### Available records
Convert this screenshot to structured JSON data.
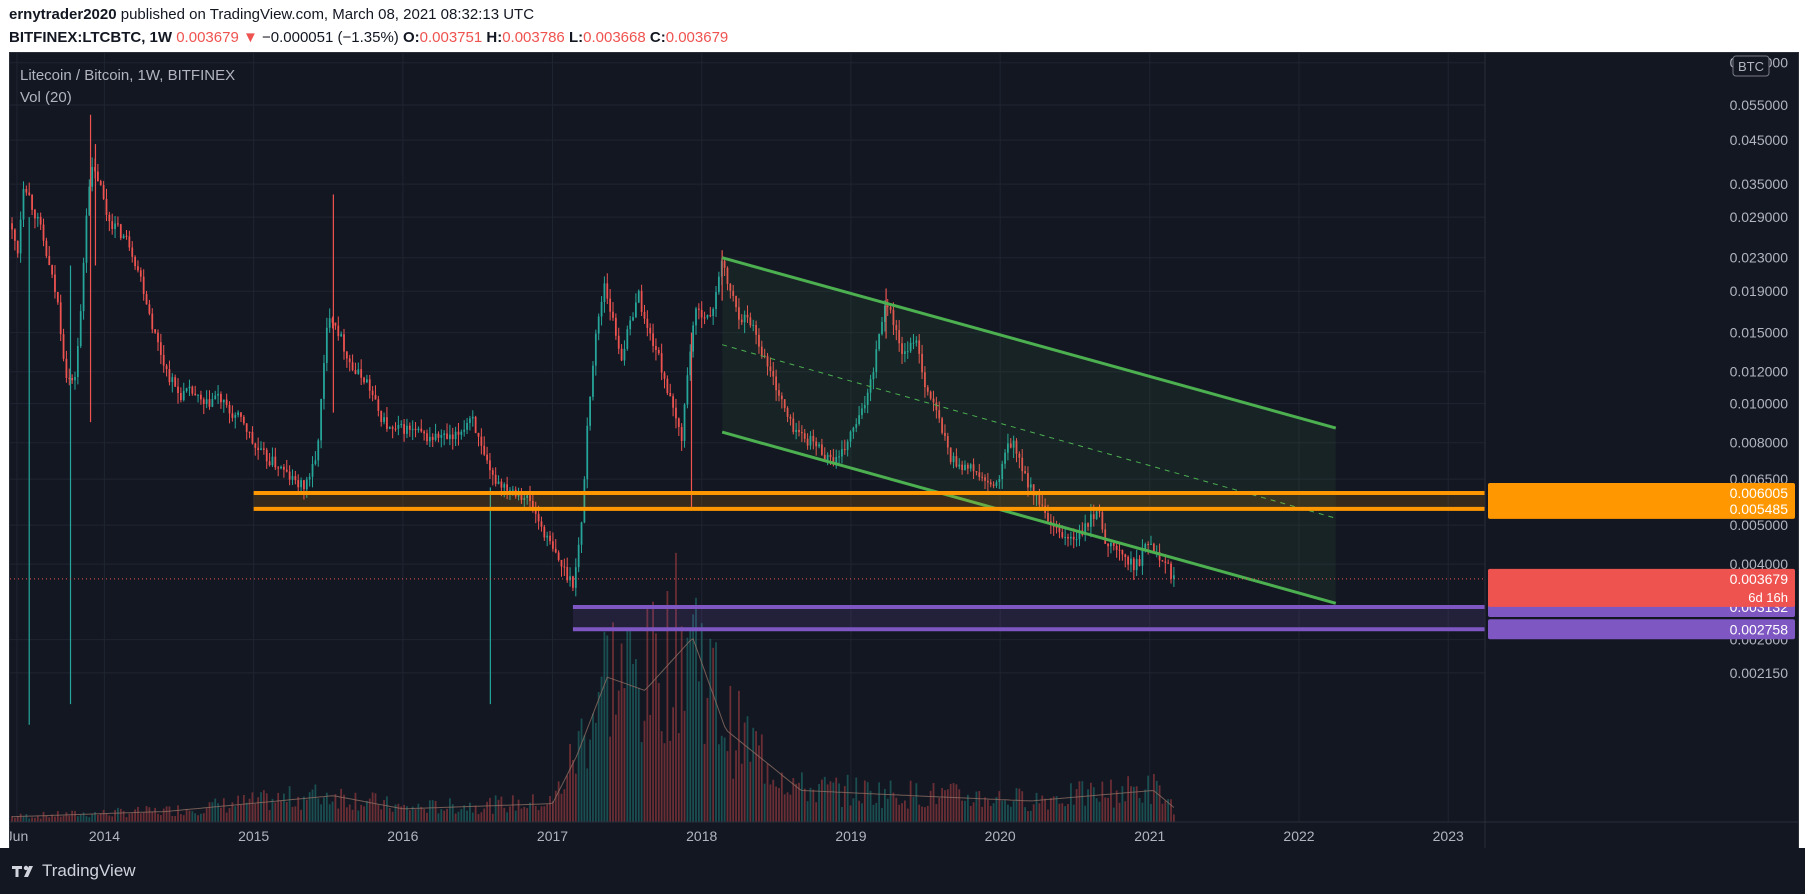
{
  "header": {
    "publisher": "ernytrader2020",
    "published_text": " published on TradingView.com, March 08, 2021 08:32:13 UTC",
    "symbol": "BITFINEX:LTCBTC, 1W",
    "last": "0.003679",
    "change_arrow": "▼",
    "change": "−0.000051 (−1.35%)",
    "o_label": "O:",
    "o_value": "0.003751",
    "h_label": "H:",
    "h_value": "0.003786",
    "l_label": "L:",
    "l_value": "0.003668",
    "c_label": "C:",
    "c_value": "0.003679"
  },
  "legend": {
    "title": "Litecoin / Bitcoin, 1W, BITFINEX",
    "indicator": "Vol (20)"
  },
  "footer": {
    "brand": "TradingView"
  },
  "colors": {
    "background": "#131722",
    "grid": "#1f2431",
    "up": "#26a69a",
    "down": "#ef5350",
    "channel": "#4caf50",
    "resistance": "#ff9800",
    "support": "#7e57c2",
    "text": "#b2b5be"
  },
  "chart_data": {
    "type": "candlestick",
    "symbol": "BITFINEX:LTCBTC",
    "interval": "1W",
    "scale": "log",
    "grid": true,
    "y_unit": "BTC",
    "x_ticks": [
      "Jun",
      "2014",
      "2015",
      "2016",
      "2017",
      "2018",
      "2019",
      "2020",
      "2021",
      "2022",
      "2023"
    ],
    "x_tick_dates": [
      "2013-06-01",
      "2014-01-01",
      "2015-01-01",
      "2016-01-01",
      "2017-01-01",
      "2018-01-01",
      "2019-01-01",
      "2020-01-01",
      "2021-01-01",
      "2022-01-01",
      "2023-01-01"
    ],
    "x_range": [
      "2013-05-15",
      "2023-04-01"
    ],
    "y_ticks": [
      "0.070000",
      "0.055000",
      "0.045000",
      "0.035000",
      "0.029000",
      "0.023000",
      "0.019000",
      "0.015000",
      "0.012000",
      "0.010000",
      "0.008000",
      "0.006500",
      "0.005000",
      "0.004000",
      "0.002600",
      "0.002150"
    ],
    "y_tick_values": [
      0.07,
      0.055,
      0.045,
      0.035,
      0.029,
      0.023,
      0.019,
      0.015,
      0.012,
      0.01,
      0.008,
      0.0065,
      0.005,
      0.004,
      0.0026,
      0.00215
    ],
    "y_range": [
      0.00176,
      0.074
    ],
    "last_price": {
      "value": 0.003679,
      "label": "0.003679",
      "countdown": "6d 16h"
    },
    "price_path": [
      [
        "2013-05-20",
        0.028
      ],
      [
        "2013-06-10",
        0.024
      ],
      [
        "2013-06-25",
        0.036
      ],
      [
        "2013-07-15",
        0.031
      ],
      [
        "2013-08-05",
        0.027
      ],
      [
        "2013-08-25",
        0.022
      ],
      [
        "2013-09-15",
        0.018
      ],
      [
        "2013-10-05",
        0.012
      ],
      [
        "2013-10-25",
        0.011
      ],
      [
        "2013-11-10",
        0.016
      ],
      [
        "2013-11-25",
        0.03
      ],
      [
        "2013-12-05",
        0.038
      ],
      [
        "2013-12-25",
        0.036
      ],
      [
        "2014-01-15",
        0.029
      ],
      [
        "2014-02-10",
        0.027
      ],
      [
        "2014-03-10",
        0.025
      ],
      [
        "2014-04-10",
        0.02
      ],
      [
        "2014-05-10",
        0.015
      ],
      [
        "2014-06-10",
        0.012
      ],
      [
        "2014-07-10",
        0.0105
      ],
      [
        "2014-08-10",
        0.0107
      ],
      [
        "2014-09-10",
        0.0098
      ],
      [
        "2014-10-10",
        0.0105
      ],
      [
        "2014-11-10",
        0.0095
      ],
      [
        "2014-12-15",
        0.009
      ],
      [
        "2015-01-10",
        0.0078
      ],
      [
        "2015-02-10",
        0.0073
      ],
      [
        "2015-03-10",
        0.007
      ],
      [
        "2015-04-10",
        0.0065
      ],
      [
        "2015-05-10",
        0.0062
      ],
      [
        "2015-06-10",
        0.0072
      ],
      [
        "2015-06-25",
        0.011
      ],
      [
        "2015-07-10",
        0.017
      ],
      [
        "2015-07-25",
        0.016
      ],
      [
        "2015-08-15",
        0.014
      ],
      [
        "2015-09-10",
        0.012
      ],
      [
        "2015-10-10",
        0.0115
      ],
      [
        "2015-11-10",
        0.0095
      ],
      [
        "2015-12-10",
        0.0085
      ],
      [
        "2016-01-10",
        0.0087
      ],
      [
        "2016-02-10",
        0.0085
      ],
      [
        "2016-03-10",
        0.0082
      ],
      [
        "2016-04-10",
        0.0083
      ],
      [
        "2016-05-10",
        0.0081
      ],
      [
        "2016-06-10",
        0.0089
      ],
      [
        "2016-06-25",
        0.0095
      ],
      [
        "2016-07-15",
        0.0078
      ],
      [
        "2016-08-10",
        0.0066
      ],
      [
        "2016-09-10",
        0.0063
      ],
      [
        "2016-10-10",
        0.0061
      ],
      [
        "2016-11-10",
        0.0058
      ],
      [
        "2016-12-10",
        0.005
      ],
      [
        "2017-01-10",
        0.0043
      ],
      [
        "2017-02-10",
        0.0038
      ],
      [
        "2017-03-01",
        0.0036
      ],
      [
        "2017-03-20",
        0.005
      ],
      [
        "2017-04-05",
        0.0095
      ],
      [
        "2017-04-25",
        0.015
      ],
      [
        "2017-05-15",
        0.02
      ],
      [
        "2017-06-05",
        0.016
      ],
      [
        "2017-06-25",
        0.013
      ],
      [
        "2017-07-15",
        0.0155
      ],
      [
        "2017-08-05",
        0.019
      ],
      [
        "2017-08-25",
        0.0155
      ],
      [
        "2017-09-15",
        0.014
      ],
      [
        "2017-10-10",
        0.0115
      ],
      [
        "2017-10-30",
        0.0095
      ],
      [
        "2017-11-20",
        0.0083
      ],
      [
        "2017-12-05",
        0.012
      ],
      [
        "2017-12-20",
        0.0165
      ],
      [
        "2018-01-10",
        0.017
      ],
      [
        "2018-01-30",
        0.016
      ],
      [
        "2018-02-15",
        0.02
      ],
      [
        "2018-02-25",
        0.0225
      ],
      [
        "2018-03-15",
        0.0195
      ],
      [
        "2018-04-10",
        0.0165
      ],
      [
        "2018-05-10",
        0.016
      ],
      [
        "2018-06-10",
        0.013
      ],
      [
        "2018-07-10",
        0.011
      ],
      [
        "2018-08-10",
        0.009
      ],
      [
        "2018-09-10",
        0.0083
      ],
      [
        "2018-10-10",
        0.008
      ],
      [
        "2018-11-10",
        0.0074
      ],
      [
        "2018-12-10",
        0.0072
      ],
      [
        "2019-01-05",
        0.0083
      ],
      [
        "2019-02-05",
        0.0095
      ],
      [
        "2019-03-05",
        0.0125
      ],
      [
        "2019-03-25",
        0.0165
      ],
      [
        "2019-04-10",
        0.018
      ],
      [
        "2019-05-05",
        0.014
      ],
      [
        "2019-05-25",
        0.013
      ],
      [
        "2019-06-15",
        0.015
      ],
      [
        "2019-07-05",
        0.0115
      ],
      [
        "2019-08-05",
        0.0095
      ],
      [
        "2019-09-10",
        0.0073
      ],
      [
        "2019-10-10",
        0.007
      ],
      [
        "2019-11-10",
        0.0068
      ],
      [
        "2019-12-10",
        0.0062
      ],
      [
        "2020-01-05",
        0.0064
      ],
      [
        "2020-01-25",
        0.0078
      ],
      [
        "2020-02-10",
        0.008
      ],
      [
        "2020-03-01",
        0.0068
      ],
      [
        "2020-03-20",
        0.0063
      ],
      [
        "2020-04-10",
        0.0058
      ],
      [
        "2020-05-10",
        0.0049
      ],
      [
        "2020-06-10",
        0.0047
      ],
      [
        "2020-07-10",
        0.0046
      ],
      [
        "2020-08-10",
        0.005
      ],
      [
        "2020-09-01",
        0.0055
      ],
      [
        "2020-09-25",
        0.0045
      ],
      [
        "2020-10-25",
        0.0043
      ],
      [
        "2020-11-20",
        0.004
      ],
      [
        "2020-12-10",
        0.004
      ],
      [
        "2021-01-05",
        0.0046
      ],
      [
        "2021-01-25",
        0.0043
      ],
      [
        "2021-02-15",
        0.0041
      ],
      [
        "2021-03-05",
        0.003679
      ]
    ],
    "wicks": [
      [
        "2013-07-01",
        0.0016,
        0.029
      ],
      [
        "2013-10-10",
        0.0018,
        0.022
      ],
      [
        "2013-11-28",
        0.009,
        0.052
      ],
      [
        "2013-12-10",
        0.022,
        0.044
      ],
      [
        "2015-07-15",
        0.0095,
        0.033
      ],
      [
        "2016-08-02",
        0.0018,
        0.0062
      ],
      [
        "2017-12-07",
        0.0055,
        0.015
      ],
      [
        "2018-02-20",
        0.018,
        0.024
      ],
      [
        "2019-03-28",
        0.0145,
        0.0193
      ]
    ],
    "volume_path": [
      [
        "2013-05-20",
        0.02
      ],
      [
        "2014-06-01",
        0.04
      ],
      [
        "2015-07-15",
        0.1
      ],
      [
        "2016-01-01",
        0.05
      ],
      [
        "2017-01-01",
        0.07
      ],
      [
        "2017-03-01",
        0.25
      ],
      [
        "2017-05-15",
        0.55
      ],
      [
        "2017-08-15",
        0.5
      ],
      [
        "2017-12-10",
        0.7
      ],
      [
        "2018-03-01",
        0.35
      ],
      [
        "2018-09-01",
        0.12
      ],
      [
        "2019-06-01",
        0.1
      ],
      [
        "2020-03-15",
        0.08
      ],
      [
        "2021-01-10",
        0.12
      ],
      [
        "2021-03-05",
        0.05
      ]
    ],
    "overlays": {
      "descending_channel": {
        "upper": [
          [
            "2018-02-20",
            0.023
          ],
          [
            "2022-04-01",
            0.0087
          ]
        ],
        "lower": [
          [
            "2018-02-20",
            0.0085
          ],
          [
            "2022-04-01",
            0.0032
          ]
        ],
        "mid": [
          [
            "2018-02-20",
            0.014
          ],
          [
            "2022-04-01",
            0.0052
          ]
        ]
      },
      "resistance_zone": {
        "from": "2015-01-01",
        "upper": 0.006005,
        "lower": 0.005485,
        "labels": [
          "0.006005",
          "0.005485"
        ]
      },
      "support_zone": {
        "from": "2017-02-20",
        "upper": 0.003132,
        "lower": 0.002758,
        "labels": [
          "0.003132",
          "0.002758"
        ]
      }
    }
  }
}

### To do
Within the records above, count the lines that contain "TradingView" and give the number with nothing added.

### Reply to the exercise
2